The Double-Consciousness of the Academic Historian
Lewis, Jan, Journal of Social History
We in academe like to think that we are set apart from the rest of the world. It is not only, that, as Peter Stearns notes, as a group we historians are more liberal than most Americans, and that probably most of us have been dismayed by the rightward turn American politics took with the election of Ronald Reagan. Even when national political trends are more to our liking, we still stand apart from our society, for it is our role to be critics. Yet at the same time that we stand at a distance from our society, we are also deeply enmeshed in it, both by virtue of what we take from it and what we give back. We are paid, many of us by public institutions, to teach, and our worth to our students is measured by how well we prepare them for entry into the very society that we must criticize. With apologies to W.E.B. Du Bois, we experience a double-consciousness, situated as we are both inside and outside of our societies. The tensions that this situation produces are inescapable, and at times like the present, when the distance grows between the society that we would wish to inhabit and the one that we necessarily serve, those tensions can seem almost unbearable. Yet it is only by facing this double-consciousness squarely and by understanding its implications that we will be able to confront the current crisis in our profession, of which the assault upon social history is a part.
I believe that most of us understand our role as critics well enough that I need not discuss it any further, although it should perhaps be noted that our critical role itself embodies a tension, between the ideological premises upon which some of our critical perspective is grounded and professional expertise, which is supposed to be free from ideology. As critics and as experts, we take nothing for granted; all is grist for the mill. Received wisdom, no matter from whom it is received, is always to be held up to scrutiny. It is by engaging in criticism that we draw the ire of those who are today most heavily invested in traditional interpretations of American history, those on the anxiously self-congratulatory Right. Peter Stearns has asked us how we should confront this anger.
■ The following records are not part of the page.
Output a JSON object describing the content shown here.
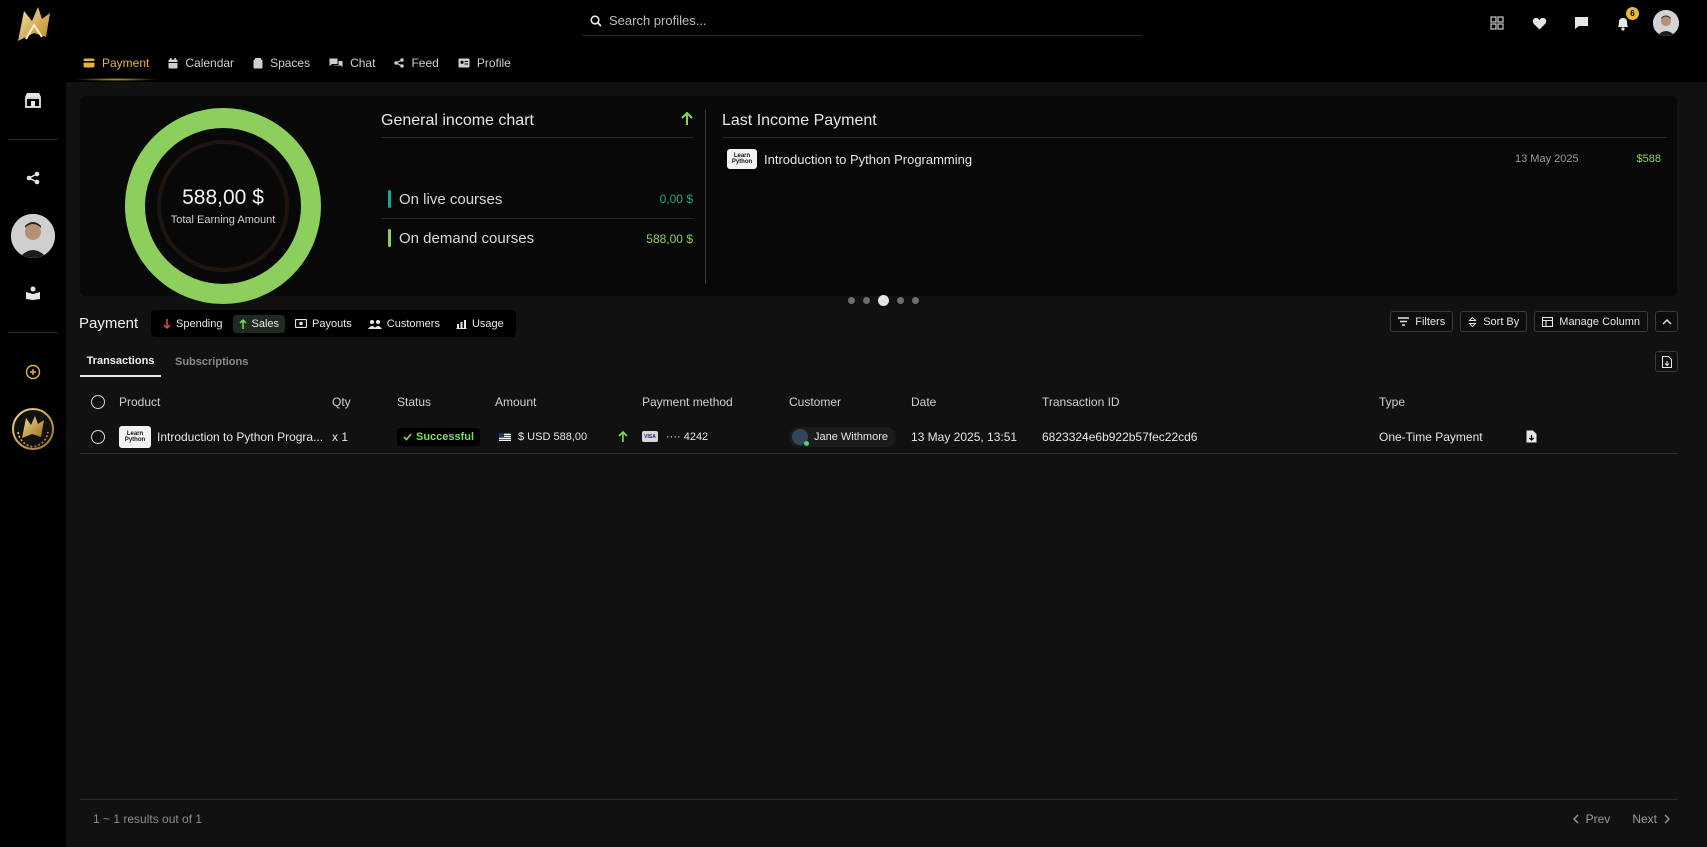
{
  "search": {
    "placeholder": "Search profiles..."
  },
  "top": {
    "notification_count": "6"
  },
  "nav_tabs": [
    {
      "label": "Payment",
      "icon": "credit-card-icon",
      "active": true
    },
    {
      "label": "Calendar",
      "icon": "calendar-icon",
      "active": false
    },
    {
      "label": "Spaces",
      "icon": "spaces-icon",
      "active": false
    },
    {
      "label": "Chat",
      "icon": "chat-icon",
      "active": false
    },
    {
      "label": "Feed",
      "icon": "share-icon",
      "active": false
    },
    {
      "label": "Profile",
      "icon": "id-card-icon",
      "active": false
    }
  ],
  "summary": {
    "total_value": "588,00 $",
    "total_label": "Total Earning Amount",
    "donut_fill_fraction": 1.0,
    "chart_title": "General income chart",
    "rows": [
      {
        "label": "On live courses",
        "value": "0,00 $",
        "color": "#1aa88a"
      },
      {
        "label": "On demand courses",
        "value": "588,00 $",
        "color": "#8dcf5c"
      }
    ]
  },
  "last_income": {
    "title": "Last Income Payment",
    "thumb_text": "Learn Python",
    "name": "Introduction to Python Programming",
    "date": "13 May 2025",
    "amount": "$588"
  },
  "carousel": {
    "count": 5,
    "active_index": 2
  },
  "payment": {
    "title": "Payment",
    "segments": [
      {
        "label": "Spending",
        "icon": "arrow-down-icon",
        "active": false
      },
      {
        "label": "Sales",
        "icon": "arrow-up-icon",
        "active": true
      },
      {
        "label": "Payouts",
        "icon": "money-icon",
        "active": false
      },
      {
        "label": "Customers",
        "icon": "users-icon",
        "active": false
      },
      {
        "label": "Usage",
        "icon": "usage-chart-icon",
        "active": false
      }
    ],
    "tools": {
      "filters": "Filters",
      "sort_by": "Sort By",
      "manage_column": "Manage Column"
    }
  },
  "subtabs": {
    "transactions": "Transactions",
    "subscriptions": "Subscriptions"
  },
  "table": {
    "headers": {
      "product": "Product",
      "qty": "Qty",
      "status": "Status",
      "amount": "Amount",
      "payment_method": "Payment method",
      "customer": "Customer",
      "date": "Date",
      "transaction_id": "Transaction ID",
      "type": "Type"
    },
    "rows": [
      {
        "thumb": "Learn Python",
        "product": "Introduction to Python Progra...",
        "qty": "x 1",
        "status": "Successful",
        "amount": "$ USD 588,00",
        "card_brand": "VISA",
        "card": "···· 4242",
        "customer": "Jane Withmore",
        "date": "13 May 2025, 13:51",
        "transaction_id": "6823324e6b922b57fec22cd6",
        "type": "One-Time Payment"
      }
    ]
  },
  "footer": {
    "results": "1 ~ 1 results out of 1",
    "prev": "Prev",
    "next": "Next"
  },
  "colors": {
    "accent": "#e7b33c",
    "success": "#7edc59",
    "donut": "#8dcf5c"
  }
}
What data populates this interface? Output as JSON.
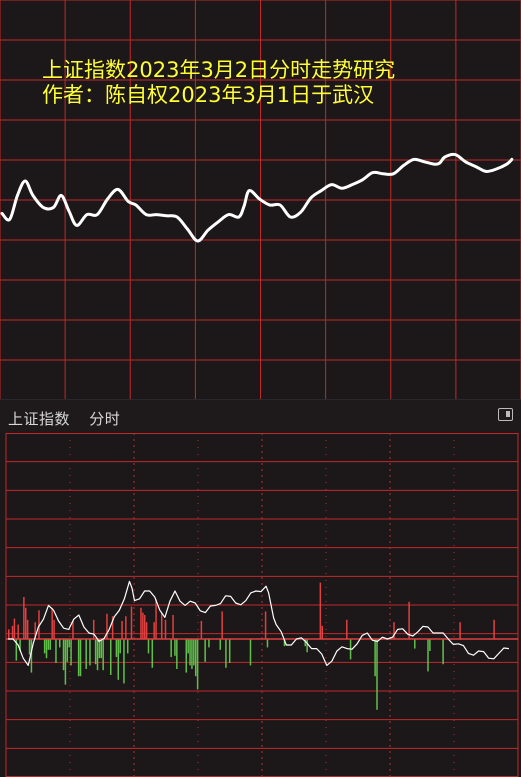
{
  "chart_data": [
    {
      "type": "line",
      "title_line1": "上证指数2023年3月2日分时走势研究",
      "title_line2": "作者：陈自权2023年3月1日于武汉",
      "title_color": "#ffff33",
      "grid": true,
      "grid_color": "#c02a2a",
      "line_color": "#ffffff",
      "xlim": [
        0,
        100
      ],
      "ylim": [
        0,
        100
      ],
      "series": [
        {
          "x": [
            0,
            1.5,
            3,
            4.5,
            6,
            8,
            10,
            11.5,
            13,
            14.5,
            16.5,
            18.5,
            20.5,
            22.5,
            24.5,
            26,
            28,
            30,
            32,
            34,
            36,
            38,
            40,
            42,
            44,
            46,
            47,
            48,
            50,
            52,
            54,
            56,
            58,
            60,
            62,
            64,
            66,
            68,
            70,
            72,
            74,
            76,
            78,
            80,
            82,
            84,
            85,
            86,
            88,
            90,
            92,
            94,
            96,
            98,
            99
          ],
          "y": [
            43,
            38,
            58,
            70,
            58,
            48,
            48,
            58,
            45,
            33,
            42,
            42,
            55,
            63,
            53,
            50,
            42,
            42,
            41,
            40,
            30,
            20,
            29,
            36,
            42,
            40,
            49,
            62,
            55,
            50,
            50,
            40,
            44,
            56,
            62,
            67,
            64,
            67,
            71,
            77,
            76,
            76,
            83,
            88,
            86,
            84,
            85,
            90,
            92,
            86,
            82,
            78,
            80,
            84,
            88
          ]
        }
      ]
    },
    {
      "type": "bar",
      "subtype": "intraday-volume-with-line",
      "grid": true,
      "grid_color": "#c02a2a",
      "up_color": "#e04040",
      "down_color": "#5fbf4a",
      "line_color": "#ffffff",
      "ylim": [
        -100,
        100
      ],
      "bars": [
        8,
        0,
        11,
        17,
        -18,
        12,
        -10,
        0,
        35,
        26,
        16,
        -13,
        -28,
        0,
        14,
        0,
        24,
        0,
        0,
        -12,
        -16,
        -9,
        -9,
        26,
        16,
        -20,
        0,
        -7,
        0,
        -26,
        -38,
        -19,
        -7,
        -22,
        15,
        0,
        0,
        -31,
        -31,
        0,
        0,
        -25,
        0,
        -22,
        0,
        16,
        -21,
        -26,
        -16,
        -16,
        -26,
        0,
        21,
        0,
        -30,
        19,
        0,
        -15,
        -34,
        -12,
        15,
        -37,
        19,
        -12,
        0,
        27,
        0,
        0,
        0,
        0,
        26,
        22,
        20,
        14,
        -12,
        0,
        -24,
        14,
        33,
        0,
        0,
        22,
        0,
        16,
        0,
        0,
        -15,
        20,
        -14,
        -25,
        0,
        0,
        0,
        0,
        -28,
        -12,
        -22,
        -25,
        -22,
        -31,
        -42,
        0,
        15,
        0,
        -19,
        0,
        -7,
        0,
        0,
        0,
        0,
        0,
        -9,
        23,
        0,
        -24,
        0,
        -20,
        0,
        0,
        0,
        0,
        0,
        0,
        0,
        0,
        0,
        0,
        -22,
        0,
        0,
        0,
        0,
        0,
        0,
        0,
        23,
        -7,
        0,
        0,
        0,
        0,
        0,
        0,
        0,
        0,
        -6,
        0,
        0,
        0,
        0,
        0,
        0,
        0,
        0,
        0,
        0,
        -6,
        -11,
        0,
        0,
        0,
        0,
        0,
        0,
        47,
        11,
        0,
        0,
        0,
        0,
        0,
        0,
        0,
        0,
        0,
        0,
        0,
        0,
        16,
        0,
        -17,
        0,
        0,
        0,
        0,
        0,
        0,
        0,
        0,
        0,
        0,
        0,
        0,
        -31,
        -59,
        0,
        0,
        0,
        0,
        0,
        0,
        0,
        0,
        14,
        0,
        0,
        0,
        0,
        0,
        0,
        0,
        31,
        0,
        0,
        -8,
        0,
        0,
        0,
        0,
        0,
        0,
        -27,
        -10,
        0,
        0,
        0,
        0,
        0,
        0,
        -21,
        0,
        0,
        0,
        0,
        0,
        0,
        0,
        0,
        14,
        0,
        0,
        0,
        0,
        0,
        0,
        0,
        0,
        0,
        0,
        0,
        0,
        0,
        0,
        0,
        0,
        0,
        16,
        0,
        0,
        0,
        0,
        0,
        0,
        0,
        0,
        0,
        0,
        0
      ],
      "line_x": [
        0,
        2,
        4,
        6,
        8,
        10,
        12,
        14,
        16,
        18,
        20,
        22,
        24,
        25,
        27,
        29,
        31,
        33,
        35,
        37,
        39,
        41,
        43,
        45,
        47,
        49,
        51,
        52,
        53,
        55,
        57,
        59,
        61,
        63,
        65,
        67,
        69,
        71,
        73,
        75,
        77,
        79,
        81,
        83,
        85,
        87,
        89,
        91,
        93,
        95,
        97,
        99
      ],
      "line_y": [
        0,
        -5,
        -22,
        10,
        28,
        15,
        8,
        20,
        5,
        -2,
        8,
        24,
        48,
        32,
        40,
        35,
        18,
        40,
        28,
        30,
        22,
        28,
        36,
        30,
        32,
        40,
        44,
        28,
        12,
        -5,
        0,
        -3,
        -8,
        -22,
        -10,
        -8,
        -4,
        5,
        -2,
        0,
        8,
        4,
        6,
        10,
        5,
        0,
        -4,
        -12,
        -10,
        -16,
        -12,
        -8
      ]
    }
  ],
  "panel": {
    "title": "上证指数",
    "period": "分时"
  }
}
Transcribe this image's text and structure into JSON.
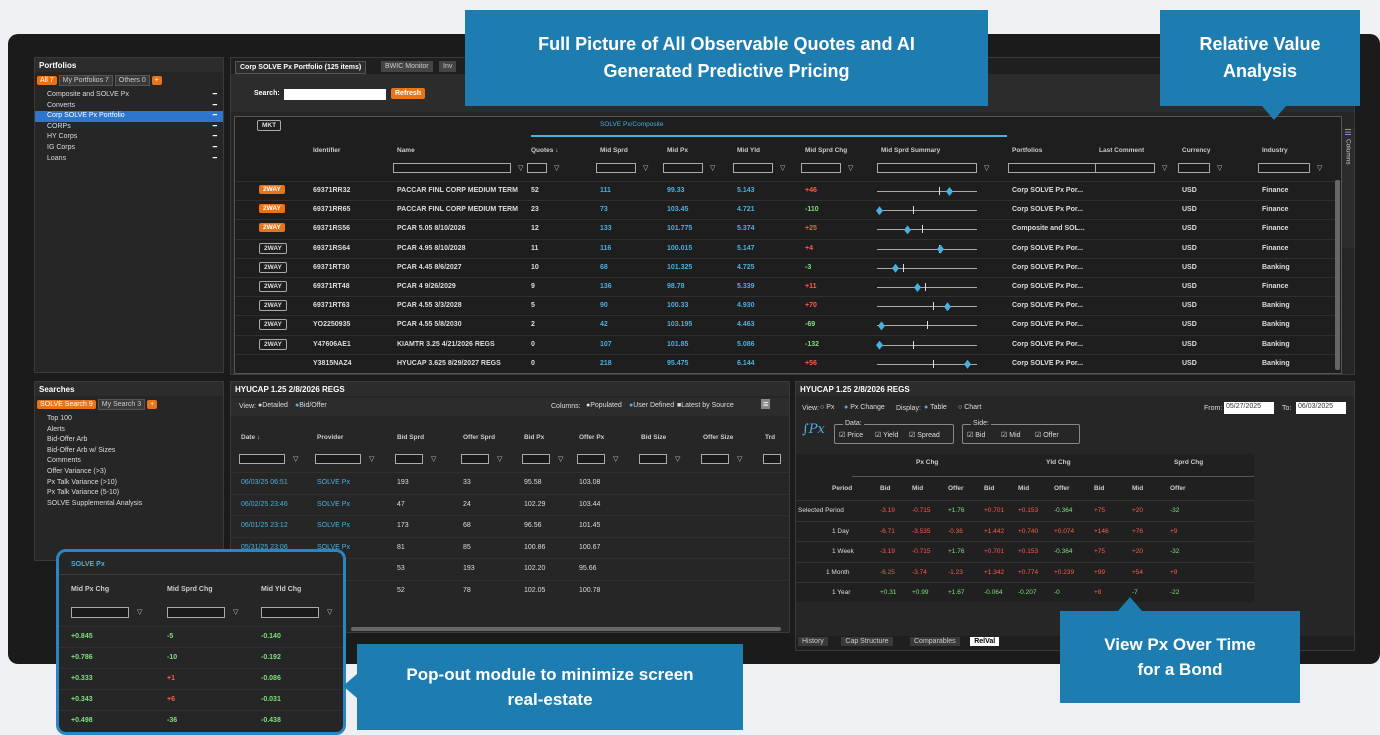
{
  "callouts": {
    "top": "Full Picture of All Observable Quotes and AI Generated Predictive Pricing",
    "relval": "Relative Value Analysis",
    "popout": "Pop-out module to minimize screen real-estate",
    "viewpx": "View Px Over Time for a Bond"
  },
  "portfolios": {
    "title": "Portfolios",
    "chips": [
      "All 7",
      "My Portfolios 7",
      "Others 0"
    ],
    "add": "+",
    "items": [
      "Composite and SOLVE Px",
      "Converts",
      "Corp SOLVE Px Portfolio",
      "CORPs",
      "HY Corps",
      "IG Corps",
      "Loans"
    ],
    "selected": 2
  },
  "searches": {
    "title": "Searches",
    "chips": [
      "SOLVE Search 9",
      "My Search 3"
    ],
    "add": "+",
    "items": [
      "Top 100",
      "Alerts",
      "Bid-Offer Arb",
      "Bid-Offer Arb w/ Sizes",
      "Comments",
      "Offer Variance (>3)",
      "Px Talk Variance (>10)",
      "Px Talk Variance (5-10)",
      "SOLVE Supplemental Analysis"
    ]
  },
  "main": {
    "tabs": [
      "Corp SOLVE Px Portfolio (125 items)",
      "BWIC Monitor",
      "Inv"
    ],
    "search_label": "Search:",
    "refresh": "Refresh",
    "group": "SOLVE Px/Composite",
    "mkt": "MKT",
    "columns_label": "Columns",
    "headers": [
      "Identifier",
      "Name",
      "Quotes ↓",
      "Mid Sprd",
      "Mid Px",
      "Mid Yld",
      "Mid Sprd Chg",
      "Mid Sprd Summary",
      "Portfolios",
      "Last Comment",
      "Currency",
      "Industry"
    ],
    "rows": [
      {
        "tag": "2WAY",
        "or": true,
        "id": "69371RR32",
        "name": "PACCAR FINL CORP MEDIUM TERM",
        "q": "52",
        "sprd": "111",
        "px": "99.33",
        "yld": "5.143",
        "chg": "+46",
        "port": "Corp SOLVE Px Por...",
        "cur": "USD",
        "ind": "Finance",
        "mk": 0.62,
        "dm": 0.72
      },
      {
        "tag": "2WAY",
        "or": true,
        "id": "69371RR65",
        "name": "PACCAR FINL CORP MEDIUM TERM",
        "q": "23",
        "sprd": "73",
        "px": "103.45",
        "yld": "4.721",
        "chg": "-110",
        "port": "Corp SOLVE Px Por...",
        "cur": "USD",
        "ind": "Finance",
        "mk": 0.36,
        "dm": 0.02
      },
      {
        "tag": "2WAY",
        "or": true,
        "id": "69371RS56",
        "name": "PCAR 5.05 8/10/2026",
        "q": "12",
        "sprd": "133",
        "px": "101.775",
        "yld": "5.374",
        "chg": "+25",
        "port": "Composite and SOL...",
        "cur": "USD",
        "ind": "Finance",
        "mk": 0.45,
        "dm": 0.3
      },
      {
        "tag": "2WAY",
        "or": false,
        "id": "69371RS64",
        "name": "PCAR 4.95 8/10/2028",
        "q": "11",
        "sprd": "116",
        "px": "100.015",
        "yld": "5.147",
        "chg": "+4",
        "port": "Corp SOLVE Px Por...",
        "cur": "USD",
        "ind": "Finance",
        "mk": 0.62,
        "dm": 0.63
      },
      {
        "tag": "2WAY",
        "or": false,
        "id": "69371RT30",
        "name": "PCAR 4.45 8/6/2027",
        "q": "10",
        "sprd": "68",
        "px": "101.325",
        "yld": "4.725",
        "chg": "-3",
        "port": "Corp SOLVE Px Por...",
        "cur": "USD",
        "ind": "Banking",
        "mk": 0.26,
        "dm": 0.18
      },
      {
        "tag": "2WAY",
        "or": false,
        "id": "69371RT48",
        "name": "PCAR 4 9/26/2029",
        "q": "9",
        "sprd": "136",
        "px": "98.78",
        "yld": "5.339",
        "chg": "+11",
        "port": "Corp SOLVE Px Por...",
        "cur": "USD",
        "ind": "Finance",
        "mk": 0.48,
        "dm": 0.4
      },
      {
        "tag": "2WAY",
        "or": false,
        "id": "69371RT63",
        "name": "PCAR 4.55 3/3/2028",
        "q": "5",
        "sprd": "90",
        "px": "100.33",
        "yld": "4.930",
        "chg": "+70",
        "port": "Corp SOLVE Px Por...",
        "cur": "USD",
        "ind": "Banking",
        "mk": 0.56,
        "dm": 0.7
      },
      {
        "tag": "2WAY",
        "or": false,
        "id": "YO2250935",
        "name": "PCAR 4.55 5/8/2030",
        "q": "2",
        "sprd": "42",
        "px": "103.195",
        "yld": "4.463",
        "chg": "-69",
        "port": "Corp SOLVE Px Por...",
        "cur": "USD",
        "ind": "Banking",
        "mk": 0.5,
        "dm": 0.04
      },
      {
        "tag": "2WAY",
        "or": false,
        "id": "Y47606AE1",
        "name": "KIAMTR 3.25 4/21/2026 REGS",
        "q": "0",
        "sprd": "107",
        "px": "101.85",
        "yld": "5.086",
        "chg": "-132",
        "port": "Corp SOLVE Px Por...",
        "cur": "USD",
        "ind": "Banking",
        "mk": 0.36,
        "dm": 0.02
      },
      {
        "tag": "",
        "or": false,
        "id": "Y3815NAZ4",
        "name": "HYUCAP 3.625 8/29/2027 REGS",
        "q": "0",
        "sprd": "218",
        "px": "95.475",
        "yld": "6.144",
        "chg": "+56",
        "port": "Corp SOLVE Px Por...",
        "cur": "USD",
        "ind": "Banking",
        "mk": 0.56,
        "dm": 0.9
      }
    ]
  },
  "detail": {
    "title": "HYUCAP 1.25 2/8/2026 REGS",
    "view_label": "View:",
    "view_opts": [
      "Detailed",
      "Bid/Offer"
    ],
    "columns_label": "Columns:",
    "col_opts": [
      "Populated",
      "User Defined"
    ],
    "latest": "Latest by Source",
    "headers": [
      "Date ↓",
      "Provider",
      "Bid Sprd",
      "Offer Sprd",
      "Bid Px",
      "Offer Px",
      "Bid Size",
      "Offer Size",
      "Trd"
    ],
    "rows": [
      [
        "06/03/25 06:51",
        "SOLVE Px",
        "193",
        "33",
        "95.58",
        "103.08"
      ],
      [
        "06/02/25 23:46",
        "SOLVE Px",
        "47",
        "24",
        "102.29",
        "103.44"
      ],
      [
        "06/01/25 23:12",
        "SOLVE Px",
        "173",
        "68",
        "96.56",
        "101.45"
      ],
      [
        "05/31/25 23:06",
        "SOLVE Px",
        "81",
        "85",
        "100.86",
        "100.67"
      ],
      [
        "",
        "",
        "53",
        "193",
        "102.20",
        "95.66"
      ],
      [
        "",
        "",
        "52",
        "78",
        "102.05",
        "100.78"
      ]
    ]
  },
  "popout": {
    "title": "SOLVE Px",
    "headers": [
      "Mid Px Chg",
      "Mid Sprd Chg",
      "Mid Yld Chg"
    ],
    "rows": [
      [
        "+0.845",
        "-5",
        "-0.140"
      ],
      [
        "+0.786",
        "-10",
        "-0.192"
      ],
      [
        "+0.333",
        "+1",
        "-0.086"
      ],
      [
        "+0.343",
        "+6",
        "-0.031"
      ],
      [
        "+0.498",
        "-36",
        "-0.438"
      ]
    ]
  },
  "relval": {
    "title": "HYUCAP 1.25 2/8/2026 REGS",
    "view_label": "View:",
    "view_opts": [
      "Px",
      "Px Change"
    ],
    "display_label": "Display:",
    "display_opts": [
      "Table",
      "Chart"
    ],
    "from_label": "From:",
    "from": "05/27/2025",
    "to_label": "To:",
    "to": "06/03/2025",
    "data_label": "Data:",
    "data_opts": [
      "Price",
      "Yield",
      "Spread"
    ],
    "side_label": "Side:",
    "side_opts": [
      "Bid",
      "Mid",
      "Offer"
    ],
    "groups": [
      "Px Chg",
      "Yld Chg",
      "Sprd Chg"
    ],
    "sub": [
      "Period",
      "Bid",
      "Mid",
      "Offer",
      "Bid",
      "Mid",
      "Offer",
      "Bid",
      "Mid",
      "Offer"
    ],
    "rows": [
      [
        "Selected Period",
        "-3.19",
        "-0.715",
        "+1.76",
        "+0.701",
        "+0.153",
        "-0.364",
        "+75",
        "+20",
        "-32"
      ],
      [
        "1 Day",
        "-6.71",
        "-3.535",
        "-0.36",
        "+1.442",
        "+0.740",
        "+0.074",
        "+146",
        "+76",
        "+9"
      ],
      [
        "1 Week",
        "-3.19",
        "-0.715",
        "+1.76",
        "+0.701",
        "+0.153",
        "-0.364",
        "+75",
        "+20",
        "-32"
      ],
      [
        "1 Month",
        "-6.25",
        "-3.74",
        "-1.23",
        "+1.342",
        "+0.774",
        "+0.239",
        "+99",
        "+54",
        "+9"
      ],
      [
        "1 Year",
        "+0.31",
        "+0.99",
        "+1.67",
        "-0.064",
        "-0.207",
        "-0",
        "+8",
        "-7",
        "-22"
      ]
    ],
    "tabs": [
      "History",
      "Cap Structure",
      "Comparables",
      "RelVal"
    ]
  }
}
Most of his proposals focus on how we should present ourselves as critics. I would suggest that we begin by remembering that we are simultaneously participating members in the very society we hold up to scrutiny. Lack of clarity about the nature of our work has enabled our adversaries to gain an advantage in the struggle to capture public support.
Let us begin by considering what happened to us in the 1980s. According to right-wing critics, a bunch of '60s radicals got tenured; at the time that the rest of the nation was turning to the right, academe was offering permanent refuge to those who supposedly were out of step with the country's new direction. Yet anyone who has worked on a university campus since the Reagan revolution knows that, far from resisting Reaganomics, academic institutions adopted it almost without question. At most universities, the social hierarchy replicates the one in the rest of the nation. At the bottom are the untenured, part-time instructors, almost 40% of college and university faculties nationwide.(1) At the top are the professors with endowed chairs, whose salaries, exclusive of benefits, begin at six digits. The rest of us are somewhere in between, making a comfortable living, although far less than our friends who have gone into medicine, law, business or other professions that require advanced degrees. Rather than questioning our own system, most of us try to play its angles, and why not? After all, it would be nice to be able to afford to send our kids to the universities at which we teach. Take this complaint to the Dean and he will tell you that if you bring him (or occasionally, her) an outside offer, he will match it, but otherwise there's nothing he can do. Like good Reaganauts, we go out to demonstrate our worth on the open market. …